● **Task description**: All of the data needs to be printed again, exactly as written.

● **Source material**:
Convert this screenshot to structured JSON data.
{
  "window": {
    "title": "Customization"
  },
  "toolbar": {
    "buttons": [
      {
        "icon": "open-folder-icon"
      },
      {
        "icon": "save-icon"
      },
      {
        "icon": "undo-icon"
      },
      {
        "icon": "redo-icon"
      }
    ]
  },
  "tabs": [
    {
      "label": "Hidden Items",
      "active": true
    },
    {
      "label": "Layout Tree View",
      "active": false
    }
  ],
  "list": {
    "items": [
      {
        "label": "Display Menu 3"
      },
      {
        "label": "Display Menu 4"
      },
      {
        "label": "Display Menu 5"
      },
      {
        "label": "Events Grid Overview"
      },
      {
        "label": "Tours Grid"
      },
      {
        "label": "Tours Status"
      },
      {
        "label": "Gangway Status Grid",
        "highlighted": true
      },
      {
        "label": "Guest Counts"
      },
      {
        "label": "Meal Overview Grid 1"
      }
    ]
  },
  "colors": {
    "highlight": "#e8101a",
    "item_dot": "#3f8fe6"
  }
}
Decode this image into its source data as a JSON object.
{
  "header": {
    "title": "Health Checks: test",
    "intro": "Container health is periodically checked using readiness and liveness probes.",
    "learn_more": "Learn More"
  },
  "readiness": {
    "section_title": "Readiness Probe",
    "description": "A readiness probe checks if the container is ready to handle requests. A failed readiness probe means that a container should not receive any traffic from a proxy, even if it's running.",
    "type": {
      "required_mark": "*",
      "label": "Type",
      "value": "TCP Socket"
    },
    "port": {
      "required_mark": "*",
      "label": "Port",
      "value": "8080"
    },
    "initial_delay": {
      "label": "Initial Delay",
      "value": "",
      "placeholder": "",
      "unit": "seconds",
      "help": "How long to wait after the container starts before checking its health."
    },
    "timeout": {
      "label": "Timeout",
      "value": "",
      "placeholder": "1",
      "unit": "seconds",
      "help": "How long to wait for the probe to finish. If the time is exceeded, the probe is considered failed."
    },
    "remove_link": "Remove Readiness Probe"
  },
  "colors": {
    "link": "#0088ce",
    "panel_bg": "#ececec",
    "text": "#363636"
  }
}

● **The completed task**:
Convert this screenshot to structured JSON data.
{
  "window": {
    "title": "Customization"
  },
  "toolbar": {
    "buttons": [
      {
        "icon": "open-folder-icon"
      },
      {
        "icon": "save-icon"
      },
      {
        "icon": "undo-icon"
      },
      {
        "icon": "redo-icon"
      }
    ]
  },
  "tabs": [
    {
      "label": "Hidden Items",
      "active": true
    },
    {
      "label": "Layout Tree View",
      "active": false
    }
  ],
  "list": {
    "items": [
      {
        "label": "Display Menu 3"
      },
      {
        "label": "Display Menu 4"
      },
      {
        "label": "Display Menu 5"
      },
      {
        "label": "Events Grid Overview"
      },
      {
        "label": "Tours Grid"
      },
      {
        "label": "Tours Status"
      },
      {
        "label": "Gangway Status Grid",
        "highlighted": true
      },
      {
        "label": "Guest Counts"
      },
      {
        "label": "Meal Overview Grid 1"
      }
    ]
  },
  "colors": {
    "highlight": "#e8101a",
    "item_dot": "#3f8fe6"
  }
}
Decode this image into its source data as a JSON object.
{
  "header": {
    "title": "Health Checks: test",
    "intro": "Container health is periodically checked using readiness and liveness probes.",
    "learn_more": "Learn More"
  },
  "readiness": {
    "section_title": "Readiness Probe",
    "description": "A readiness probe checks if the container is ready to handle requests. A failed readiness probe means that a container should not receive any traffic from a proxy, even if it's running.",
    "type": {
      "required_mark": "*",
      "label": "Type",
      "value": "TCP Socket"
    },
    "port": {
      "required_mark": "*",
      "label": "Port",
      "value": "8080"
    },
    "initial_delay": {
      "label": "Initial Delay",
      "value": "",
      "placeholder": "",
      "unit": "seconds",
      "help": "How long to wait after the container starts before checking its health."
    },
    "timeout": {
      "label": "Timeout",
      "value": "",
      "placeholder": "1",
      "unit": "seconds",
      "help": "How long to wait for the probe to finish. If the time is exceeded, the probe is considered failed."
    },
    "remove_link": "Remove Readiness Probe"
  },
  "colors": {
    "link": "#0088ce",
    "panel_bg": "#ececec",
    "text": "#363636"
  }
}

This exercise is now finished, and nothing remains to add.